Report of Colonel Charles W. Tilden, Sixteenth Maine Infantry, of operations February 5-11.
HDQRS. SIXTEENTH Maine INFANTRY VOLUNTEERS,
February 13, 1865.
In accordance with orders I have the honor to forward the following report of the operations of my regiment in the late movements near Hatcher's Run, Va.:

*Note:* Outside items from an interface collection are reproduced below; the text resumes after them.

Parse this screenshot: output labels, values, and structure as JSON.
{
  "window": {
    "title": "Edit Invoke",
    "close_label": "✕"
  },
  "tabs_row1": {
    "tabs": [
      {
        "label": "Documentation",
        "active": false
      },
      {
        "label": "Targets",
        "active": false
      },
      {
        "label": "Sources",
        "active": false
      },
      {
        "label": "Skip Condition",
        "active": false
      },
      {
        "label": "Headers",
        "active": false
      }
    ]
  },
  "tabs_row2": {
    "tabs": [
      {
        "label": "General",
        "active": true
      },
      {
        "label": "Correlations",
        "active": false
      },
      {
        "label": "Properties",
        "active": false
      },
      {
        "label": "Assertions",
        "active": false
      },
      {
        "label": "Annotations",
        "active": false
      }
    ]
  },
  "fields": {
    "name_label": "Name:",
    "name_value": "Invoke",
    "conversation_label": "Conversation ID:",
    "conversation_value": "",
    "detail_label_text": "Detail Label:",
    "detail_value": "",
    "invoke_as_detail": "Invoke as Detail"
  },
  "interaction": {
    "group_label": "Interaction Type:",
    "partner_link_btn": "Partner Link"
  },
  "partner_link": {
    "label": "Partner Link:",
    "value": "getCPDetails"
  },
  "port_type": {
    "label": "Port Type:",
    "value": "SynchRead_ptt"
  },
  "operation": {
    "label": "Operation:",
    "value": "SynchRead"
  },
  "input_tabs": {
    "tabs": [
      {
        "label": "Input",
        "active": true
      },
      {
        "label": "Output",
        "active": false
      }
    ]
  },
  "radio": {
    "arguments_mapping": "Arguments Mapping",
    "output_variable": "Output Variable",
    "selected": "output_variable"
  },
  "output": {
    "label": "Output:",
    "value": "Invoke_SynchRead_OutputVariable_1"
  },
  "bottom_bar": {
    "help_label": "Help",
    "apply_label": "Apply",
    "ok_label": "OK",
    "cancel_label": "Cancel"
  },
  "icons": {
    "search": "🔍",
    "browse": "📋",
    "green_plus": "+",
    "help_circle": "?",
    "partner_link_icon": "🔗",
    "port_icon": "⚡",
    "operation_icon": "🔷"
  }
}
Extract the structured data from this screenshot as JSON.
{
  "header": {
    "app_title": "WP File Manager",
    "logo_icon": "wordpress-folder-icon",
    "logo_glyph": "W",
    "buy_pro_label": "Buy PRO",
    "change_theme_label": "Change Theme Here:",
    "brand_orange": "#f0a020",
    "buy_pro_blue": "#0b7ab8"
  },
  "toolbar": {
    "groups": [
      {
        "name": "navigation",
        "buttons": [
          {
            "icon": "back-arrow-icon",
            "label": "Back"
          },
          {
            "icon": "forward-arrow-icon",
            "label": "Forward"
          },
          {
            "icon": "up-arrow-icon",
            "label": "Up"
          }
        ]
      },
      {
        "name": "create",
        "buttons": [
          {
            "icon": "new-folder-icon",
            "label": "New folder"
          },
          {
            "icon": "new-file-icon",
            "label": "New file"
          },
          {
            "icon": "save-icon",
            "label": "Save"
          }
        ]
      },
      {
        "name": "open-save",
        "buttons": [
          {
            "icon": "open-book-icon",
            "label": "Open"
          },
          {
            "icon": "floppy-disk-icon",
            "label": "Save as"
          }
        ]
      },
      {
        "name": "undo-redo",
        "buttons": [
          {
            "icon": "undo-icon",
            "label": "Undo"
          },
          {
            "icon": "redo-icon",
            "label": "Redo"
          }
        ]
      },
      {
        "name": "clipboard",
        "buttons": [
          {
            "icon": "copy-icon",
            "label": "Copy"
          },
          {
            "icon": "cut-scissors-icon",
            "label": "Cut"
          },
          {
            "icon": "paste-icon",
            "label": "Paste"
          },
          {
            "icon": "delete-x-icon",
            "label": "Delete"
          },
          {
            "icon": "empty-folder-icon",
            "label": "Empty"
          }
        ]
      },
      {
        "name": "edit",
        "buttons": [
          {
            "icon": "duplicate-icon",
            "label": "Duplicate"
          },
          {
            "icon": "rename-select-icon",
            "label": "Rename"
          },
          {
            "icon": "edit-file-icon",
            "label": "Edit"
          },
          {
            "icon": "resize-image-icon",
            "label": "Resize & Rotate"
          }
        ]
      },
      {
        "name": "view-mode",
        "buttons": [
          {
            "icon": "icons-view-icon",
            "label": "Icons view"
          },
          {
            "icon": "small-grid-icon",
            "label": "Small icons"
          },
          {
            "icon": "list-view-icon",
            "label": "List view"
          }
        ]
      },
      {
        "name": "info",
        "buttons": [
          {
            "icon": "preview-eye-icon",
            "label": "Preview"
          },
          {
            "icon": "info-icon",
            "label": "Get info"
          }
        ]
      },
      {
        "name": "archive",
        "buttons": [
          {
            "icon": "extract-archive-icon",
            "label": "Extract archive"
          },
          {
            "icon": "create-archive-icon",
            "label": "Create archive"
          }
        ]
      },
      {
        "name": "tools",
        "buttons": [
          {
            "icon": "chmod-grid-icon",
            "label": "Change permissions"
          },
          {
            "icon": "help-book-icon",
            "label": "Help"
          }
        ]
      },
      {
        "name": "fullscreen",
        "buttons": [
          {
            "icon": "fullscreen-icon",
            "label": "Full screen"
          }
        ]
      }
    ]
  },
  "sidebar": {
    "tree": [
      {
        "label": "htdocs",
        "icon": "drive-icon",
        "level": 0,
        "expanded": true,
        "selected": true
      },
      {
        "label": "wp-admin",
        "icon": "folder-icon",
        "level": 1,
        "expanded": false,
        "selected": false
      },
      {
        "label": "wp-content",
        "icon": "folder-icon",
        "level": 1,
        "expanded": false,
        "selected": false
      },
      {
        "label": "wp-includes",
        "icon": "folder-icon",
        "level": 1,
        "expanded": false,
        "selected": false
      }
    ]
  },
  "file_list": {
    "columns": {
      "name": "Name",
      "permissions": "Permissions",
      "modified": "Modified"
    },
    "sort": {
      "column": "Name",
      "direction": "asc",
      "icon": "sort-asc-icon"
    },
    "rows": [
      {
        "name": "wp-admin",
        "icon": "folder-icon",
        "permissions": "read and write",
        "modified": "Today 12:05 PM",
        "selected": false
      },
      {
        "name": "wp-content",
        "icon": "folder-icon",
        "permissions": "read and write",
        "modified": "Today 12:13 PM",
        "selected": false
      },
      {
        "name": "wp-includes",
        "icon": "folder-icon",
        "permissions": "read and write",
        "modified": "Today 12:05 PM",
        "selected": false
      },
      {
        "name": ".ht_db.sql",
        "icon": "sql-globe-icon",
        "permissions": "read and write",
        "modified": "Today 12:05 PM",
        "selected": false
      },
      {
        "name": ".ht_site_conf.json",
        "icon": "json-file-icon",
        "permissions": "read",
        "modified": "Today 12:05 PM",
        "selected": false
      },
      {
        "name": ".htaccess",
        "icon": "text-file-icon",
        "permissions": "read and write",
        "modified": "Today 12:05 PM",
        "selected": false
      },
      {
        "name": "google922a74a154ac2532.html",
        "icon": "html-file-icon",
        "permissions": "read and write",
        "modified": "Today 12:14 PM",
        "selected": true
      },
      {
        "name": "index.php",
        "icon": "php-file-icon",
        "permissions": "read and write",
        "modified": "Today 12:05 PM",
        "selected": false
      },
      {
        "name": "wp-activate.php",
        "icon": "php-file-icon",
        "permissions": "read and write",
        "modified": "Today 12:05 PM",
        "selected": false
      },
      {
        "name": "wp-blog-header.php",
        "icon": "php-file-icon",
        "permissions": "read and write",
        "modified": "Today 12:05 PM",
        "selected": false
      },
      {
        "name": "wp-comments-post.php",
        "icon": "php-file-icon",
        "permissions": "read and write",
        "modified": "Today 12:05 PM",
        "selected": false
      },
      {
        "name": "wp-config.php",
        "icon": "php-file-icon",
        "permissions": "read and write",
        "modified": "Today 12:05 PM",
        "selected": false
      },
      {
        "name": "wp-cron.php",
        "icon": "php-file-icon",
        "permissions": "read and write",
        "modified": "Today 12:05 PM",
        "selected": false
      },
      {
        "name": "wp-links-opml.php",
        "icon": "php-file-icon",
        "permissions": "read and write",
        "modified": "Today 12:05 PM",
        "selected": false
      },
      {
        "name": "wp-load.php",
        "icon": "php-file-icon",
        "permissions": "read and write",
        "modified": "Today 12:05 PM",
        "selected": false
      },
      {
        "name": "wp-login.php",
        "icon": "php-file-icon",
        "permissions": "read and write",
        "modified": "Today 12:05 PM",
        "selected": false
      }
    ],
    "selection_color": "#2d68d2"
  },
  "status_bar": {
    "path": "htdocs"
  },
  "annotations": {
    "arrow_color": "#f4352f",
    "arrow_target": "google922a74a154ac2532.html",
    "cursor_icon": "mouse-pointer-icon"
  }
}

In compliance with orders from brigade headquarters the regiment, numbering 8 line officers and 223 guns (the last detachment of recruits, camp guard, and sick remaining in camp), broke camp about 7 a. m. on Sunday, February 5, moving out in light marching order and supplied with four days' rations. Reached Weldon railroad near Hancock's Station and moved from thence down the line of the road about two miles, then turned to the right on the Halifax road, crossed Rowanty Creek about 3 p. m., and proceeded to the Vaughan road about two miles southwest of Rowanty Creek. At this point the brigade formed a line of battle and bivouacked for the night, my regiment having the right of the line and my right resting on the road. Moved out on the Vaughan road about 4 o'clock in the morning of the 6th instant. Halted about 8 a. m. on the east side of Hatcher's Run and remained until 2 p. m. Then moved about two miles to the right, or southwest, when the brigade was formed in two lines of battle, my regiment having the center of the first line, with the Thirty-ninth Massachusetts on my right and the Ninety-seventh New York on my left. Advanced and engaged the enemy near Burgess' Mills, steadily driving him from his position. The left wing of my regiment became somewhat broken in advancing through the woods, owing to the dense thicket and swamp through which it was obliged to advance, but was immediately reformed on gaining the edge of the woods, and rushed forward, wresting from the enemy an elevated position formed from the debris of an old mill, which was held until the enemy came upon by left flank in strong force, compelling the line to retire some 200 yards, which it did in good order. In connection with the advance, I desire to bring to the notice of the general commanding the name of Color Sergt. Luther Bradford, who was wounded in the left arm (causing amputation of same) while gallantly bearing the colors in advance of the line, urging the men on to their work. This is the third time he has been wounded since his connection with the color guard of the regiment. Corpl. M. J. Grindle, of the color guard, is also deserving of special commendation for the bravery he displayed. Seizing the colors after Sergeant Bradford was wounded, he rushed forward in advance of the line and placed them upon the work above referred to. This act of bravery was performed in the presence of the general commanding the brigade. He, too, was wounded when we were obliged to fall back. Three times in succession the line of which my regiment comprised a part advanced, driving the enemy, and [was] as many times forced back by superior numbers. The last movement toward the rear was made late in the afternoon, and caused by the operations of the enemy in strong force on our left flank. Our line was re-established, however, after falling back a short distance, and the enemy who was just appearing at the edge of the woods driven back. This ended the operations for the day. The regiment bivouacked in the open field near Hatcher's Run, but a short distance from the scene of action. The casualties of the 6th instant are as follows: One officer, Lieutenant Gustavus Moore, Company E, wounded; 2 enlisted men killed, 34 wounded, and 11 missing; total loss, 1 officer and 46 enlisted men.